At Carrer de les Escrivanies Velles 6 is a small site, the Antigua Casa del Dega. Built into the exterior walls of this building were two Roman funerary inscriptions and two medieval Jewish funerary inscriptions. The inscriptions currently in the exterior walls are actually replicas showing the original location of the inscriptions. The Roman inscriptions are currently housed in the building, access to which is questionable, as it is currently used as a school. It was not open for viewing any of the times I passed by, but the Roman inscriptions can be seen through a large window in the front of the building, though.
Cassius Dio, Historia Romana, 53.25.
Curchin, Leonard A. Roman Spain: Conquest and Assimilation. New York: Routledge, 1991.
Fishwick, Duncan. “The ‘Temple of Augustus’ at Tarraco.” Latomas, vol. 58, no. 1, 1999, pp. 121–138.
MacKendrick, Paul. The Iberian Stones Speak: Archaeology in Spain and Portugal.

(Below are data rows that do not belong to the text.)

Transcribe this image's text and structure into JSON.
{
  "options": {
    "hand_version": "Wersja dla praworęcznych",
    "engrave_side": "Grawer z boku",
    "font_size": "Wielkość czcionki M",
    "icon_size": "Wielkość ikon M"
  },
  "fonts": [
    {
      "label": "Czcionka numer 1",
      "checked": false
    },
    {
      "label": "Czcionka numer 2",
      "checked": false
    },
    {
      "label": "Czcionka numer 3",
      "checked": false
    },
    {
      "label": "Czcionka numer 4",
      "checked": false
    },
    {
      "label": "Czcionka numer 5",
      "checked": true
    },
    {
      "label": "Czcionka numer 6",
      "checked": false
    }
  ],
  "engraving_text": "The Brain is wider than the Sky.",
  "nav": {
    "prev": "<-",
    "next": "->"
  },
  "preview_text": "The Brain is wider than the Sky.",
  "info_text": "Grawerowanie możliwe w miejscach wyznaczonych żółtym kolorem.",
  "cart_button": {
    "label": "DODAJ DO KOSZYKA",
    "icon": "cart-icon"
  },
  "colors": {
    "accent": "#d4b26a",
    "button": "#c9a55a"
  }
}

New York: Funk & Wagnalls, 1969.
Pliny the Elder, Naturalis Historiae, 3.21
Polybius, Ab Urbe Condita, 3.76.
Pomponius Mela, Description of the World, 2.80.
Suetonius, Life of Augustus, 26, 81.
Tacitus, Annals, 1.78.